#1 Product/Service/Dept. name
Asset management and administration fees
#1 Product/Service revenue
$2,650,000,000 USD
#2 Product/Service/Dept. name
Net interest
#2 Product/Service revenue
$2,520,000,000 USD
#3 Product/Service/Dept. name
Trading
#3 Product/Service revenue
$866,000,000 USD

Innovation assets and Pipeline

Total patents held
74
All company data collected from its 2016 annual report and other public sources. The accuracy of this data and the conclusions derived from them depend on this publicly accessible data. If a data point listed above is discovered to be inaccurate, Quantumrun will make the necessary corrections to this live page.

Disruption Vulnerability

Belonging to the financial sector means this company will be affected directly and indirectly by a number of disruptive opportunities and challenges over the coming decades. While described in detail within Quantumrun’s special reports, these disruptive trends can be summarized along the following broad points:

*First off, the shrinking cost and increasing computational capacity of artificial intelligence systems will lead to its greater use across a number of applications within the financial world—from AI trading, wealth management, accounting, financial forensics, and more.
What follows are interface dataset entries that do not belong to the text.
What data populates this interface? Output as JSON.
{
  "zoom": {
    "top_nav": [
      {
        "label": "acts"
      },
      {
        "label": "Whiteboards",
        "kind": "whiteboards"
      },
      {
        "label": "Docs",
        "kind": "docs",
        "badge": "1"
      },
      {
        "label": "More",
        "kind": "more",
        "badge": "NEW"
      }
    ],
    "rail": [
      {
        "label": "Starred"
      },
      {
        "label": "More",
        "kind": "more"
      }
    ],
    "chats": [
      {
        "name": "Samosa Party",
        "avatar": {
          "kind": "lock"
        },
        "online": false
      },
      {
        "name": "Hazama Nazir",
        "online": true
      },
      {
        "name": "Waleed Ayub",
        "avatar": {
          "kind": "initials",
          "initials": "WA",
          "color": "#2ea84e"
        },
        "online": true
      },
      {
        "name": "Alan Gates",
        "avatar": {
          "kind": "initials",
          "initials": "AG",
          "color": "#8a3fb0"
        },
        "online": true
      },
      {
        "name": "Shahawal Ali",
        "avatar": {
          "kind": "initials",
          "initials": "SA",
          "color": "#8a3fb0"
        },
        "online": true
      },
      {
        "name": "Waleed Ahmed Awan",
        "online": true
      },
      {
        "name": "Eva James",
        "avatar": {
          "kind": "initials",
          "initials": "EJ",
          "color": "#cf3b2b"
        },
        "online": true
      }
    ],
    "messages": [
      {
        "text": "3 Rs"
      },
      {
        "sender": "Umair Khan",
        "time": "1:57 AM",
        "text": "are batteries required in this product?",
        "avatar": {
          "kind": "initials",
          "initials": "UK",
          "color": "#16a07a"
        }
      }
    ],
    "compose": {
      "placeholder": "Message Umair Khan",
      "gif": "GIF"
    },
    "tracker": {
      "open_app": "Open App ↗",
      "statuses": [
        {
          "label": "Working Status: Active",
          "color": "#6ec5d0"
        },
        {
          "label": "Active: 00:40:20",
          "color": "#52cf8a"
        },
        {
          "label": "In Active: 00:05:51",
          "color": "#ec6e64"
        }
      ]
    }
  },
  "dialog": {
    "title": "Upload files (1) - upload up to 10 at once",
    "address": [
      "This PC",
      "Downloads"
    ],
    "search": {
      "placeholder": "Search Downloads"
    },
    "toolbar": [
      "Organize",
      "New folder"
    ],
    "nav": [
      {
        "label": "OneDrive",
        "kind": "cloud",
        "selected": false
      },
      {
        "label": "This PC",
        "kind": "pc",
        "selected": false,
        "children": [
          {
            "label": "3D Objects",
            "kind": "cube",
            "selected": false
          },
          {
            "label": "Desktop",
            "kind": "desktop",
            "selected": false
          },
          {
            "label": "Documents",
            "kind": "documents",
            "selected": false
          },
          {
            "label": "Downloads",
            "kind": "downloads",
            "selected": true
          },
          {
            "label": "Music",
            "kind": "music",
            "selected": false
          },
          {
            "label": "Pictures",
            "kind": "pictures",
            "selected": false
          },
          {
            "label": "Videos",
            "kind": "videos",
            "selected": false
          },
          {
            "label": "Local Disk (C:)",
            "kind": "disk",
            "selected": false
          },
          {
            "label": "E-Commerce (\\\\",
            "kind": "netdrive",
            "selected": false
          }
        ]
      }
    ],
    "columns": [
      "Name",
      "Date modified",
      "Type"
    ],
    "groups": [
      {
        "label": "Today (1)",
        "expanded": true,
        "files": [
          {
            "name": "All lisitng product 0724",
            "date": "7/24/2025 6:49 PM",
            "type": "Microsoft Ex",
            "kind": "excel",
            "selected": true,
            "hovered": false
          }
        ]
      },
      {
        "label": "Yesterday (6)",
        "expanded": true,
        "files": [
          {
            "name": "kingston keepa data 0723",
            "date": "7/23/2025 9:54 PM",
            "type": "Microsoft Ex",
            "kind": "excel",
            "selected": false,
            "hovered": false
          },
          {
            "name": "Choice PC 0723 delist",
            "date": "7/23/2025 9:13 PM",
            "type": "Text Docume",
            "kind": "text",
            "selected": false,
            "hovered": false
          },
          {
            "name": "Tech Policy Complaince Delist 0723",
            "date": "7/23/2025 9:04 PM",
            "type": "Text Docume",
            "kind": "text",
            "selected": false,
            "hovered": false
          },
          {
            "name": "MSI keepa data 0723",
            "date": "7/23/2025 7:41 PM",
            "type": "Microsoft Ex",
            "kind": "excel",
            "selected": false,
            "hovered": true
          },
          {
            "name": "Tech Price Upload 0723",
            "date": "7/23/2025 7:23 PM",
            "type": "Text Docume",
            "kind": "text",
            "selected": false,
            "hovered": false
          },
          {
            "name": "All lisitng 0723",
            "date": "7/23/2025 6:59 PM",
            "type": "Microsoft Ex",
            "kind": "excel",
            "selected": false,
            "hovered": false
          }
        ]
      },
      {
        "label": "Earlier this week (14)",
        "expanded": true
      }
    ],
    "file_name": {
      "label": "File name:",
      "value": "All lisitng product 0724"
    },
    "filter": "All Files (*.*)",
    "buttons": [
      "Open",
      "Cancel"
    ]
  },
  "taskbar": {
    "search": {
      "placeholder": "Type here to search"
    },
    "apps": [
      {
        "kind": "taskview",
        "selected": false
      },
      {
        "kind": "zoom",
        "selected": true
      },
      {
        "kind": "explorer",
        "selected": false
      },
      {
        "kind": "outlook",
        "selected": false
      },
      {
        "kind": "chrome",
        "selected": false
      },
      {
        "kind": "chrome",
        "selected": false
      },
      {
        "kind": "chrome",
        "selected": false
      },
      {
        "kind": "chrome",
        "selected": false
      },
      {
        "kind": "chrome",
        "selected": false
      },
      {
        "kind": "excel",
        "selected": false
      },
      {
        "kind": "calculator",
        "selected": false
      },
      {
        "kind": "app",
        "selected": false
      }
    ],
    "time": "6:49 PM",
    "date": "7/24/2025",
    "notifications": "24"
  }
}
All regimented or codified tasks and professions will see greater automation, leading to dramatically reduced operating costs and sizeable layoffs of white-collar employees.

*Blockchain technology will be co-opted and integrated into the established banking system, significantly reducing transaction costs and automating complex contract agreements.

*Financial technology (FinTech) companies that operate entirely online and offer specialized and cost-effective services to consumer and business clients will continue to erode the client base of larger institutional banks.

*Physical currency will disappear in much of Asia and Africa first due to each region’s limited exposure to credit card systems and early adoption of internet and mobile payment technologies. Western countries will gradually follow suit. Select financial institutions will act as intermediaries for mobile transactions, but will see increasing competition from tech companies who operate mobile platforms—they will see an opportunity to offer payment and banking services to their mobile users, thereby cutting out traditional banks.

*Growing income inequality throughout the 2020s will lead to an increase in fringe political parties winning elections and encouraging stricter financial regulations.